I haven't watched a film with a better script in years. The performances are spellbinding. Stephen McHattie's voice as DJ Grant Mazzie is a low growl that draws you in and keeps on the edge of your seat with its intensity. The money was clearly spent on equipment and that's the smart choice. We don't need another gore-fest that will be forgotten once Easter is over.
What we have here is smart, scary, and looks good. It looks real good.
There's not another film in any of these marathons that has gripped me like this one.
For the uninitiated, Pontypool is the story of a small Canadian town that is host of a viral outbreak unlike anything you've ever seen on film before. Like other films of this nature, we have a plague outbreak turning ordinary people into raving, violent cannibals. But get this. It's not spread by bite or blood. It's spread by language.
Certain words are infected.
When you hear them, they get caught in your consciousness, repeating like that song you can't get out of your head while you're trying to get to sleep. Then the meaning starts to slip and you can't express yourself anymore. You just repeat things that you hear without comprehension. Then, as director Bruce McDonald says, "you become so distraught at your condition that the only way out of the situation, you feel, as an infected person, is to try and chew your way through the mouth of another person."
That's some fucked up shit right there.
The film pulls back from excessive gore, choosing instead to use selective moments of intense violence to punctuate what's happening, as our heroes, isolated in a radio station in the basement of an old abandoned church, narrate events and transmit reports from eye witness callers.
It's all very classic War of the Worlds radio-drama, and is so remarkably effective I can't believe that nobody's done it before with this genre.
While every aspect of this film is exceptional, the heart of it all is the script. Tony Burgess adapted his own novel, choosing to jettison most of the mind-bending linguistic tricks and horrifying first-person experiences of losing one's mind to the word virus (it's a helluva read – go check it out, too), and to focus instead on people who talk for a living having to deal with a verbal holocaust. Every character is written as a three-dimensional person with a history and life outside of this cold Valentine's Day morning, and the concepts tossed about by Dr. Mendez (Hrant Alianak), the only person with a clue about what is going on, are fantastic.
This is the sort of film that I watch movies in hopes of stumbling across.
They're not zombies; they're "conversationalists" that want to eat your fucking face. And I'm alright with that. It's scarier and more intense than nearly any zombie film of the last decade, and you should all go watch it right now. Or if not right now, as soon as you get home. Or later this evening.
Shit. I don't care when you fit it in, but you need to fit it in.
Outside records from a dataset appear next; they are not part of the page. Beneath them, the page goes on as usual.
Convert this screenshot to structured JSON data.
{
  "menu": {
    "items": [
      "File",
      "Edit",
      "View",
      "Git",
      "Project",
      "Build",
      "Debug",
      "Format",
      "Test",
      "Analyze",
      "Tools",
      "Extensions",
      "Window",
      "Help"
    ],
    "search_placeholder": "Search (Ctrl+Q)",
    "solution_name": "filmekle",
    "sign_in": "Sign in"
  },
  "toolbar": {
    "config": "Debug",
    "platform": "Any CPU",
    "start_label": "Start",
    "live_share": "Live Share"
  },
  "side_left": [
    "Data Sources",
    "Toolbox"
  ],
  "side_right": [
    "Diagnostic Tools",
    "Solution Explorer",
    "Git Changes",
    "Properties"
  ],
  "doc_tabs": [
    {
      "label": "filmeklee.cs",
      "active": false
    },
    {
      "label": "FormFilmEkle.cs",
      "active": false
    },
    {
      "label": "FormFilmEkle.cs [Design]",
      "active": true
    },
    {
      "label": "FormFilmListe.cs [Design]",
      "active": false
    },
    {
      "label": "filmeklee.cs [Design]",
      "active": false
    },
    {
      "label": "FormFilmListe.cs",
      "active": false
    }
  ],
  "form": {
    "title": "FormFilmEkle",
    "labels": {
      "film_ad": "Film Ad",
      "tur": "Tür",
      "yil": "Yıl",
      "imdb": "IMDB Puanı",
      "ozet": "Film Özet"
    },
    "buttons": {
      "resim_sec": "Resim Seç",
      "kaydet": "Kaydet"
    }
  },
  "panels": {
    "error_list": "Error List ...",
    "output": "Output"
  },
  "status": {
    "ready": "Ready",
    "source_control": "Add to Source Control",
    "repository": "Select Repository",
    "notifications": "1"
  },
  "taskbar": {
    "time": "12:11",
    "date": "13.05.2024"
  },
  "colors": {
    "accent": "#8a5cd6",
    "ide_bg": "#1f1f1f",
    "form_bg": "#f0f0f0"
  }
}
Pontypool is the best film of the 2012 Easter Zombie Movie Marathon, and the best film of any
Easter Zombie Movie Marathon. I can think of no better way to close out this year's festivities.
Paul Brian McCoy is the writer of Mondo Marvel and a regular contributor to Shot for Shot, Streaming Pile O' Wha?, and Classic Film/New Blu, all here at Comics Bulletin. His first novel, The Unraveling: Damaged Inc. Book One is on sale now for Kindle US, Kindle UK, and Nook. You can also purchase his collection of short stories, Coffee, Sex, & Creation at Amazon US and UK. He is unnaturally preoccupied with zombie films, Asian cult cinema, and sci-fi television. He can also be found babbling on Twitter at @PBMcCoy and blogging occasionally at Infernal Desire Machines.